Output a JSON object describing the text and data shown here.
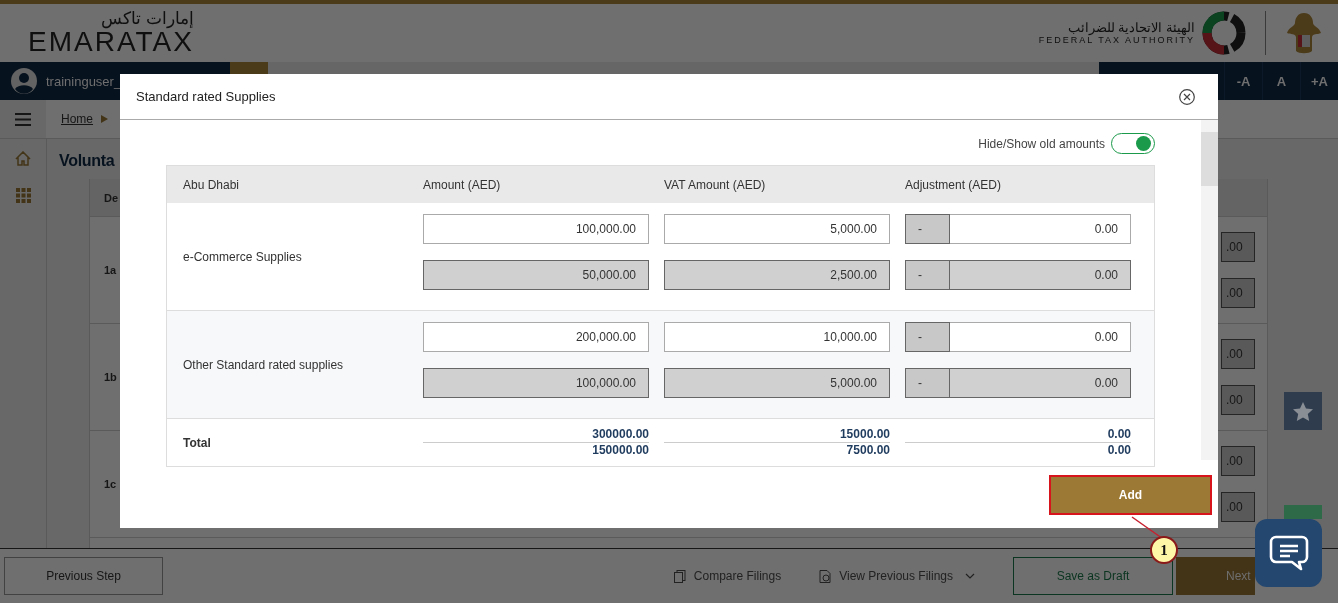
{
  "header": {
    "logo_arabic": "إمارات تاكس",
    "logo_text": "EMARATAX",
    "authority_arabic": "الهيئة الاتحادية للضرائب",
    "authority_name": "FEDERAL TAX AUTHORITY"
  },
  "user_bar": {
    "username": "traininguser_",
    "font_buttons": [
      "-A",
      "A",
      "+A"
    ]
  },
  "breadcrumb": [
    {
      "label": "Home"
    }
  ],
  "page_title": "Volunta",
  "background_table": {
    "header": "De",
    "rows": [
      {
        "label": "1a",
        "values": [
          ".00",
          ".00"
        ]
      },
      {
        "label": "1b",
        "values": [
          ".00",
          ".00"
        ]
      },
      {
        "label": "1c",
        "values": [
          ".00",
          ".00"
        ]
      }
    ]
  },
  "modal": {
    "title": "Standard rated Supplies",
    "toggle": {
      "label": "Hide/Show old amounts",
      "on": true
    },
    "columns": [
      "Abu Dhabi",
      "Amount (AED)",
      "VAT Amount (AED)",
      "Adjustment (AED)"
    ],
    "rows": [
      {
        "label": "e-Commerce Supplies",
        "lines": [
          {
            "kind": "current",
            "amount": "100,000.00",
            "vat": "5,000.00",
            "sign": "-",
            "adjustment": "0.00"
          },
          {
            "kind": "old",
            "amount": "50,000.00",
            "vat": "2,500.00",
            "sign": "-",
            "adjustment": "0.00"
          }
        ]
      },
      {
        "label": "Other Standard rated supplies",
        "lines": [
          {
            "kind": "current",
            "amount": "200,000.00",
            "vat": "10,000.00",
            "sign": "-",
            "adjustment": "0.00"
          },
          {
            "kind": "old",
            "amount": "100,000.00",
            "vat": "5,000.00",
            "sign": "-",
            "adjustment": "0.00"
          }
        ]
      }
    ],
    "total": {
      "label": "Total",
      "amount": [
        "300000.00",
        "150000.00"
      ],
      "vat": [
        "15000.00",
        "7500.00"
      ],
      "adjustment": [
        "0.00",
        "0.00"
      ]
    },
    "add_button": "Add"
  },
  "footer": {
    "previous": "Previous Step",
    "compare": "Compare Filings",
    "view_previous": "View Previous Filings",
    "save_draft": "Save as Draft",
    "next": "Next"
  },
  "annotation": "1"
}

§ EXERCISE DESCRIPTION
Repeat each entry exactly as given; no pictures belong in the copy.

§ YOUR RESPONSE
Output a JSON object describing the text and data shown here.
{
  "header": {
    "logo_arabic": "إمارات تاكس",
    "logo_text": "EMARATAX",
    "authority_arabic": "الهيئة الاتحادية للضرائب",
    "authority_name": "FEDERAL TAX AUTHORITY"
  },
  "user_bar": {
    "username": "traininguser_",
    "font_buttons": [
      "-A",
      "A",
      "+A"
    ]
  },
  "breadcrumb": [
    {
      "label": "Home"
    }
  ],
  "page_title": "Volunta",
  "background_table": {
    "header": "De",
    "rows": [
      {
        "label": "1a",
        "values": [
          ".00",
          ".00"
        ]
      },
      {
        "label": "1b",
        "values": [
          ".00",
          ".00"
        ]
      },
      {
        "label": "1c",
        "values": [
          ".00",
          ".00"
        ]
      }
    ]
  },
  "modal": {
    "title": "Standard rated Supplies",
    "toggle": {
      "label": "Hide/Show old amounts",
      "on": true
    },
    "columns": [
      "Abu Dhabi",
      "Amount (AED)",
      "VAT Amount (AED)",
      "Adjustment (AED)"
    ],
    "rows": [
      {
        "label": "e-Commerce Supplies",
        "lines": [
          {
            "kind": "current",
            "amount": "100,000.00",
            "vat": "5,000.00",
            "sign": "-",
            "adjustment": "0.00"
          },
          {
            "kind": "old",
            "amount": "50,000.00",
            "vat": "2,500.00",
            "sign": "-",
            "adjustment": "0.00"
          }
        ]
      },
      {
        "label": "Other Standard rated supplies",
        "lines": [
          {
            "kind": "current",
            "amount": "200,000.00",
            "vat": "10,000.00",
            "sign": "-",
            "adjustment": "0.00"
          },
          {
            "kind": "old",
            "amount": "100,000.00",
            "vat": "5,000.00",
            "sign": "-",
            "adjustment": "0.00"
          }
        ]
      }
    ],
    "total": {
      "label": "Total",
      "amount": [
        "300000.00",
        "150000.00"
      ],
      "vat": [
        "15000.00",
        "7500.00"
      ],
      "adjustment": [
        "0.00",
        "0.00"
      ]
    },
    "add_button": "Add"
  },
  "footer": {
    "previous": "Previous Step",
    "compare": "Compare Filings",
    "view_previous": "View Previous Filings",
    "save_draft": "Save as Draft",
    "next": "Next"
  },
  "annotation": "1"
}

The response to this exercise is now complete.